There has only been one religious order founded in Tasmania – the Missionary Sisters of Service. It was founded by the late Fr John Wallis who wrote:
With zeal kindled by prayer and reflection… they go forth along the highways of the plains and byways of the mountains and valleys, seeking out children beyond the reach of the Catholic schools…
The order started with four women at 1 Frederick Street, Launceston, on July 8, 1944. It was a response to the needs of rural families for connection with the Church and the sisters have always gone into the ‘highways and byways’ responding to peoples’ needs at the time. They continue to minister wherever they are today and have established the John Wallis Foundation to ensure the future of their work.
The 70th anniversary of their founding is being celebrated around Australia this year with several events. On Sunday July 13, Archbishop Julian Porteous was the principal celebrant at a special Mass at St Mary’s Cathedral in Hobart. He was joined by concelebrants Frs Graeme Howard, John Williams, Frank Bertagnolli and Bob Curmi.
The Cathedral was packed with friends and family of the sisters from far and wide, as well as many Cathedral parishioners.
Symbols of the Sisters’ ministry were processed at the beginning of the Mass. A container of seeds symbolised the seed planted in the hearts of Fr John and the original sisters and those who have followed them; a container of soil symbolised the dusty roads and vast plains of Australia covered by the sisters; a set of worksheets represented the correspondence lessons and adult faith formation provided by the sisters over the seventy years and a candle embodied the Light of Christ carried by the Sisters and shared wherever they see the need.

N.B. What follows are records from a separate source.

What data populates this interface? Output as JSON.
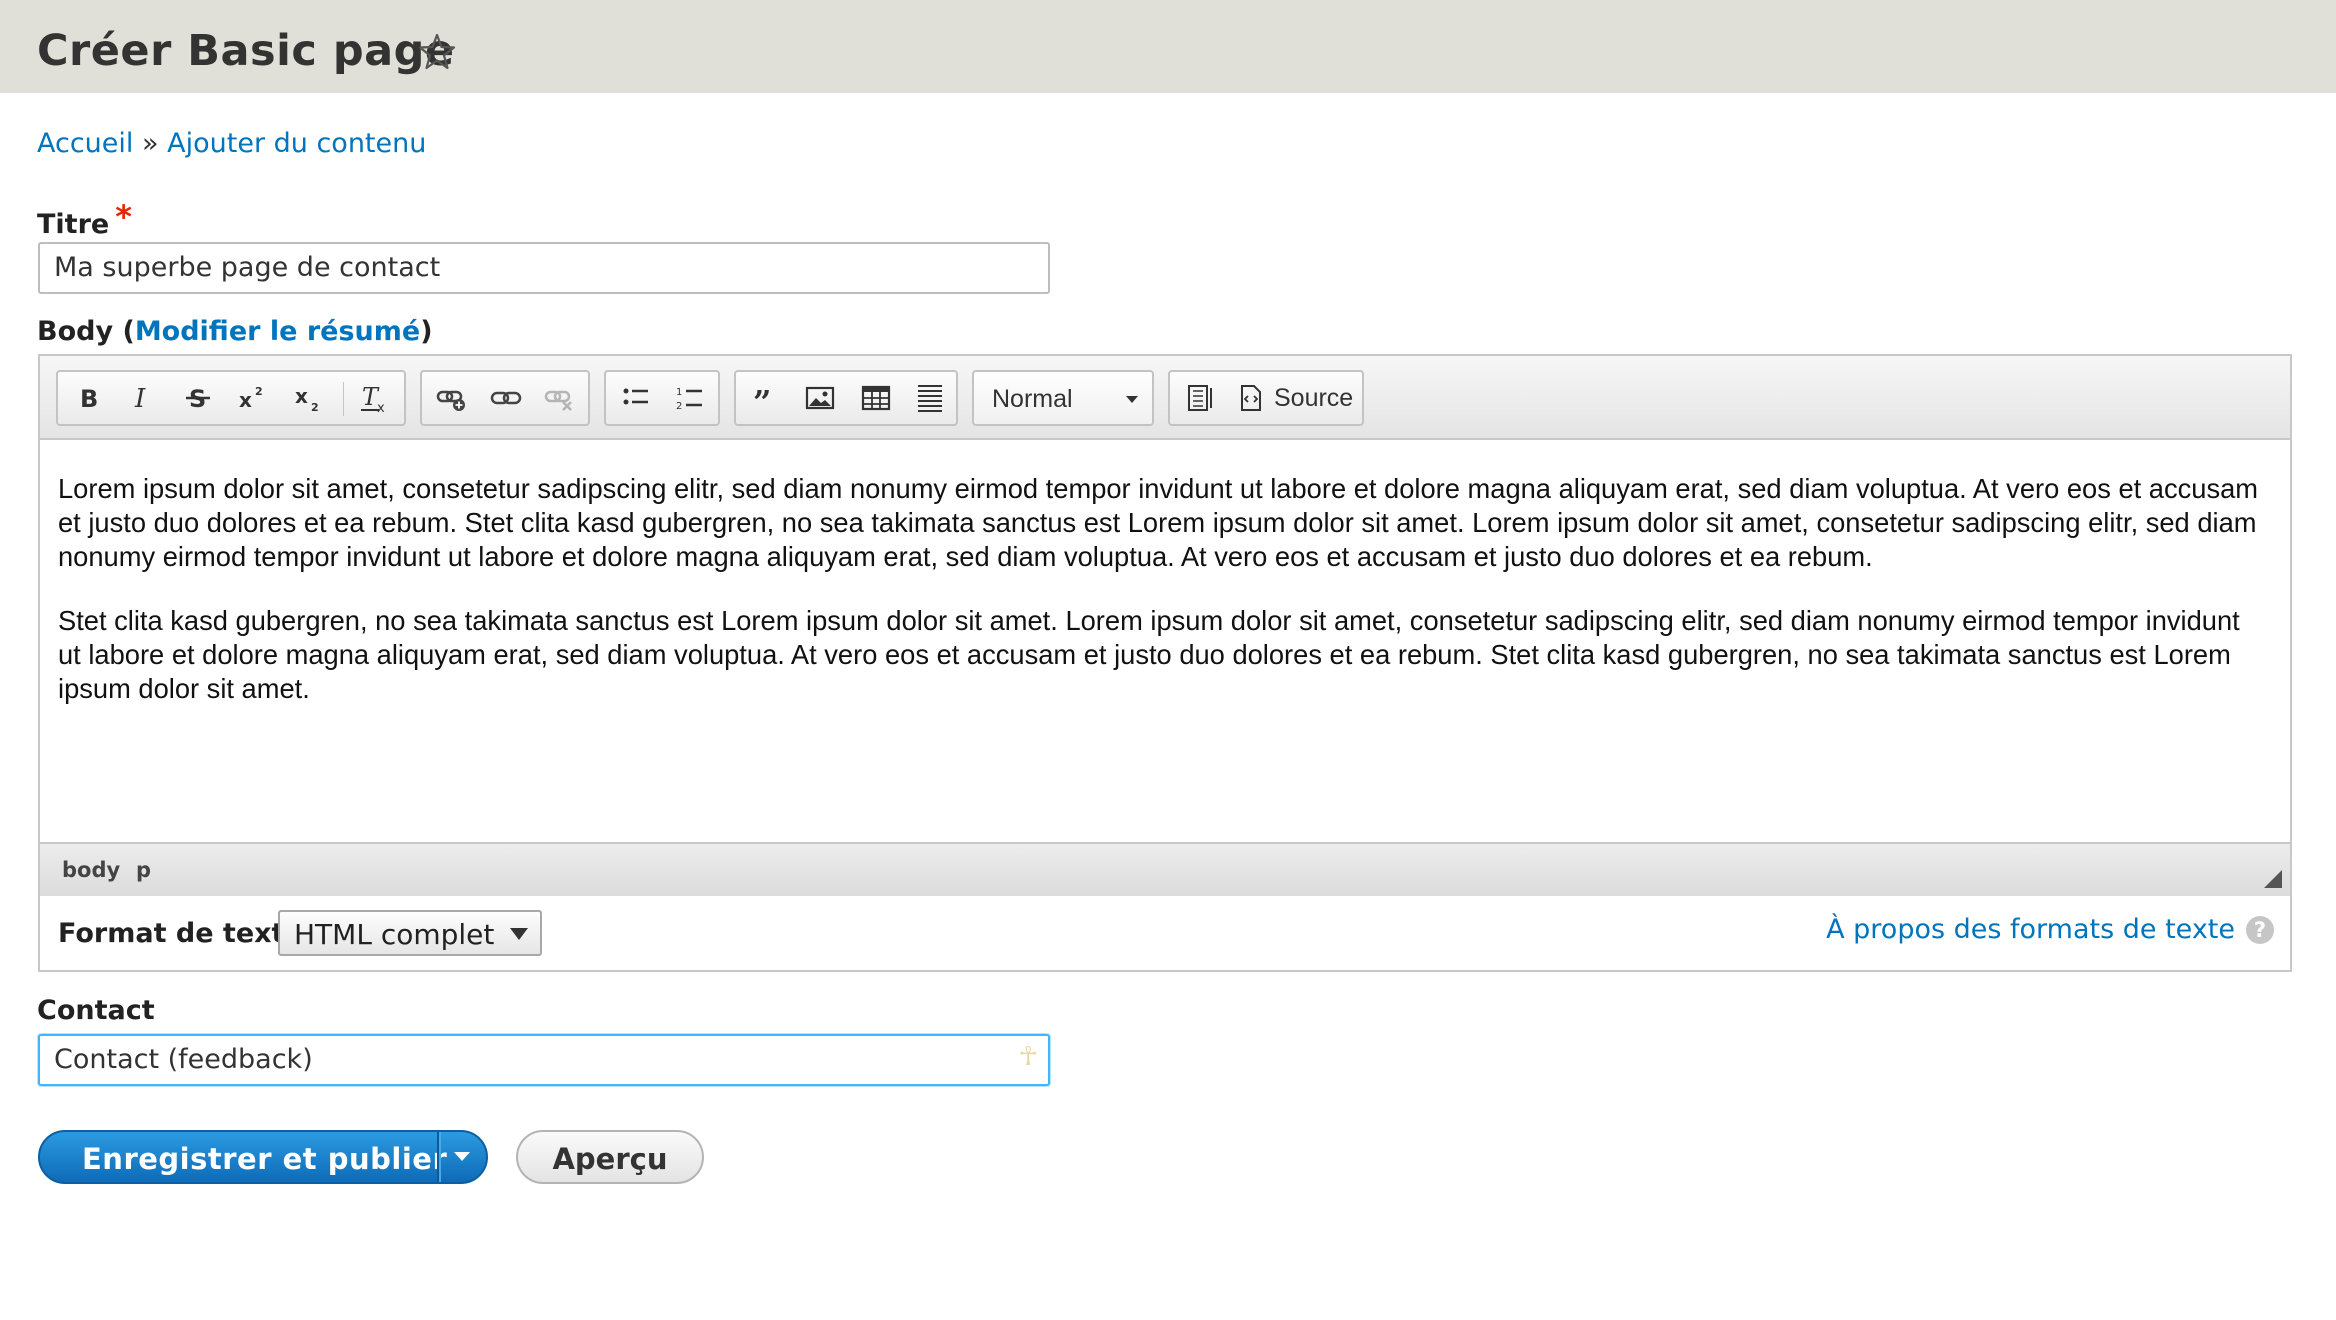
{
  "page": {
    "title": "Créer Basic page"
  },
  "breadcrumb": {
    "home": "Accueil",
    "separator": "»",
    "add_content": "Ajouter du contenu"
  },
  "title_field": {
    "label": "Titre",
    "required_marker": "*",
    "value": "Ma superbe page de contact"
  },
  "body_field": {
    "label": "Body",
    "open_paren": "(",
    "summary_link": "Modifier le résumé",
    "close_paren": ")"
  },
  "editor": {
    "toolbar": {
      "format_combo": "Normal",
      "source_label": "Source",
      "icons": [
        "bold-icon",
        "italic-icon",
        "strikethrough-icon",
        "superscript-icon",
        "subscript-icon",
        "remove-format-icon",
        "link-add-icon",
        "link-icon",
        "unlink-icon",
        "bulleted-list-icon",
        "numbered-list-icon",
        "blockquote-icon",
        "image-icon",
        "table-icon",
        "horizontal-line-icon",
        "show-blocks-icon",
        "source-icon"
      ]
    },
    "paragraphs": [
      "Lorem ipsum dolor sit amet, consetetur sadipscing elitr, sed diam nonumy eirmod tempor invidunt ut labore et dolore magna aliquyam erat, sed diam voluptua. At vero eos et accusam et justo duo dolores et ea rebum. Stet clita kasd gubergren, no sea takimata sanctus est Lorem ipsum dolor sit amet. Lorem ipsum dolor sit amet, consetetur sadipscing elitr, sed diam nonumy eirmod tempor invidunt ut labore et dolore magna aliquyam erat, sed diam voluptua. At vero eos et accusam et justo duo dolores et ea rebum.",
      "Stet clita kasd gubergren, no sea takimata sanctus est Lorem ipsum dolor sit amet. Lorem ipsum dolor sit amet, consetetur sadipscing elitr, sed diam nonumy eirmod tempor invidunt ut labore et dolore magna aliquyam erat, sed diam voluptua. At vero eos et accusam et justo duo dolores et ea rebum. Stet clita kasd gubergren, no sea takimata sanctus est Lorem ipsum dolor sit amet."
    ],
    "path": [
      "body",
      "p"
    ]
  },
  "text_format": {
    "label": "Format de texte",
    "selected": "HTML complet",
    "help_link": "À propos des formats de texte",
    "help_icon": "?"
  },
  "contact_field": {
    "label": "Contact",
    "value": "Contact (feedback)"
  },
  "actions": {
    "save_publish": "Enregistrer et publier",
    "preview": "Aperçu"
  },
  "colors": {
    "header_bg": "#e0e0d8",
    "link": "#0074bd",
    "primary_button": "#1f86d0",
    "required": "#e62600",
    "focus_border": "#40b6ff"
  }
}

The initial request for help came from Mrs Kit Hawkins of Bruny Island who asked Fr John for someone to teach the faith to the children of the island. In light of that, the 70th Anniversary celebrations will continue with a pilgrimage to Bruny Island in November.
To read the Archbishop's Homily